ACTIVITY ▸
Please retype every entry, keeping each one exactly as written.
*** EXTRACTED MATERIAL Section Begins ***
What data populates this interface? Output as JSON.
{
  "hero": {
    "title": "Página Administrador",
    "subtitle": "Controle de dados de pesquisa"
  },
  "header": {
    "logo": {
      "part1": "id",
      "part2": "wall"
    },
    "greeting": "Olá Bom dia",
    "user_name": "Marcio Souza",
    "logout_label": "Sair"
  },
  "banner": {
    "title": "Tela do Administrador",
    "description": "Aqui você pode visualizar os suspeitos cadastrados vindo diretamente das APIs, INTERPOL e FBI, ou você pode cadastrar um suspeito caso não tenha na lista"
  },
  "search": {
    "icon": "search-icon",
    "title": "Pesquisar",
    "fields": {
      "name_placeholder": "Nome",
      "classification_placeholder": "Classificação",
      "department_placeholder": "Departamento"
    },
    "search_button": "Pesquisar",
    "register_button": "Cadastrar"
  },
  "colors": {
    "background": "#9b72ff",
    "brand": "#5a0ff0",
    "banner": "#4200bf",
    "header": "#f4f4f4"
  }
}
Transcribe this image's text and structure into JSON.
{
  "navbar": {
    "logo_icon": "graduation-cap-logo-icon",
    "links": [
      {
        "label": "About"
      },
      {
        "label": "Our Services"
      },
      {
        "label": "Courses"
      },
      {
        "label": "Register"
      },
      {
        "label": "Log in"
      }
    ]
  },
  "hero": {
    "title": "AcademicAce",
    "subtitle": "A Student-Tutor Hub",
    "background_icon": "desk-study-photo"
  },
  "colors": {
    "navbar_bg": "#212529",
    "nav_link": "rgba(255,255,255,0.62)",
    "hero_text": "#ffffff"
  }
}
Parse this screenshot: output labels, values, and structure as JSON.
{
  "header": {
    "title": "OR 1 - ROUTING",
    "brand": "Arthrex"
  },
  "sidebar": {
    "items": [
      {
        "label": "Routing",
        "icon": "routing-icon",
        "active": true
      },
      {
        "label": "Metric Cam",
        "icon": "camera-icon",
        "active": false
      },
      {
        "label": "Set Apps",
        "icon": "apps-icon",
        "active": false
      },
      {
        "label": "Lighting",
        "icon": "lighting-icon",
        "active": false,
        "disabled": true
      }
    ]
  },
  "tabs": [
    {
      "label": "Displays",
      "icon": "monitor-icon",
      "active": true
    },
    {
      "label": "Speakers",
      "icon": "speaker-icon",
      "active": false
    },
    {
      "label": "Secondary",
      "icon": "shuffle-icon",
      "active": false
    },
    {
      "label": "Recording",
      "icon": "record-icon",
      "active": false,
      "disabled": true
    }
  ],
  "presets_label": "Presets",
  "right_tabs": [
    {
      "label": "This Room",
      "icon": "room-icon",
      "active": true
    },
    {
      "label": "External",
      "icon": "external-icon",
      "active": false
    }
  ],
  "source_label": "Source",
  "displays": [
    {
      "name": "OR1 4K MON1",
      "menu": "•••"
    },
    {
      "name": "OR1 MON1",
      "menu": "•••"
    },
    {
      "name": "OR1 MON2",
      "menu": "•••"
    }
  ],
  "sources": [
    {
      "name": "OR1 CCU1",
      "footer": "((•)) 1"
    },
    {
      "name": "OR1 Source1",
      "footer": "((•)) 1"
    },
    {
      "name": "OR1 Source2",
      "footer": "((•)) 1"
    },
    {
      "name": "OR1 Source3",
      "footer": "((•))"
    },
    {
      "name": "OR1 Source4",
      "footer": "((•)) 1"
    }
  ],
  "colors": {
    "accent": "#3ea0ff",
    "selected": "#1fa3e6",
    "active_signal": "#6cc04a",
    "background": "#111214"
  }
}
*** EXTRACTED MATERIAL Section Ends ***
ANSWER BOX ▸
What data populates this interface? Output as JSON.
{
  "hero": {
    "title": "Página Administrador",
    "subtitle": "Controle de dados de pesquisa"
  },
  "header": {
    "logo": {
      "part1": "id",
      "part2": "wall"
    },
    "greeting": "Olá Bom dia",
    "user_name": "Marcio Souza",
    "logout_label": "Sair"
  },
  "banner": {
    "title": "Tela do Administrador",
    "description": "Aqui você pode visualizar os suspeitos cadastrados vindo diretamente das APIs, INTERPOL e FBI, ou você pode cadastrar um suspeito caso não tenha na lista"
  },
  "search": {
    "icon": "search-icon",
    "title": "Pesquisar",
    "fields": {
      "name_placeholder": "Nome",
      "classification_placeholder": "Classificação",
      "department_placeholder": "Departamento"
    },
    "search_button": "Pesquisar",
    "register_button": "Cadastrar"
  },
  "colors": {
    "background": "#9b72ff",
    "brand": "#5a0ff0",
    "banner": "#4200bf",
    "header": "#f4f4f4"
  }
}
Transcribe this image's text and structure into JSON.
{
  "navbar": {
    "logo_icon": "graduation-cap-logo-icon",
    "links": [
      {
        "label": "About"
      },
      {
        "label": "Our Services"
      },
      {
        "label": "Courses"
      },
      {
        "label": "Register"
      },
      {
        "label": "Log in"
      }
    ]
  },
  "hero": {
    "title": "AcademicAce",
    "subtitle": "A Student-Tutor Hub",
    "background_icon": "desk-study-photo"
  },
  "colors": {
    "navbar_bg": "#212529",
    "nav_link": "rgba(255,255,255,0.62)",
    "hero_text": "#ffffff"
  }
}
Parse this screenshot: output labels, values, and structure as JSON.
{
  "header": {
    "title": "OR 1 - ROUTING",
    "brand": "Arthrex"
  },
  "sidebar": {
    "items": [
      {
        "label": "Routing",
        "icon": "routing-icon",
        "active": true
      },
      {
        "label": "Metric Cam",
        "icon": "camera-icon",
        "active": false
      },
      {
        "label": "Set Apps",
        "icon": "apps-icon",
        "active": false
      },
      {
        "label": "Lighting",
        "icon": "lighting-icon",
        "active": false,
        "disabled": true
      }
    ]
  },
  "tabs": [
    {
      "label": "Displays",
      "icon": "monitor-icon",
      "active": true
    },
    {
      "label": "Speakers",
      "icon": "speaker-icon",
      "active": false
    },
    {
      "label": "Secondary",
      "icon": "shuffle-icon",
      "active": false
    },
    {
      "label": "Recording",
      "icon": "record-icon",
      "active": false,
      "disabled": true
    }
  ],
  "presets_label": "Presets",
  "right_tabs": [
    {
      "label": "This Room",
      "icon": "room-icon",
      "active": true
    },
    {
      "label": "External",
      "icon": "external-icon",
      "active": false
    }
  ],
  "source_label": "Source",
  "displays": [
    {
      "name": "OR1 4K MON1",
      "menu": "•••"
    },
    {
      "name": "OR1 MON1",
      "menu": "•••"
    },
    {
      "name": "OR1 MON2",
      "menu": "•••"
    }
  ],
  "sources": [
    {
      "name": "OR1 CCU1",
      "footer": "((•)) 1"
    },
    {
      "name": "OR1 Source1",
      "footer": "((•)) 1"
    },
    {
      "name": "OR1 Source2",
      "footer": "((•)) 1"
    },
    {
      "name": "OR1 Source3",
      "footer": "((•))"
    },
    {
      "name": "OR1 Source4",
      "footer": "((•)) 1"
    }
  ],
  "colors": {
    "accent": "#3ea0ff",
    "selected": "#1fa3e6",
    "active_signal": "#6cc04a",
    "background": "#111214"
  }
}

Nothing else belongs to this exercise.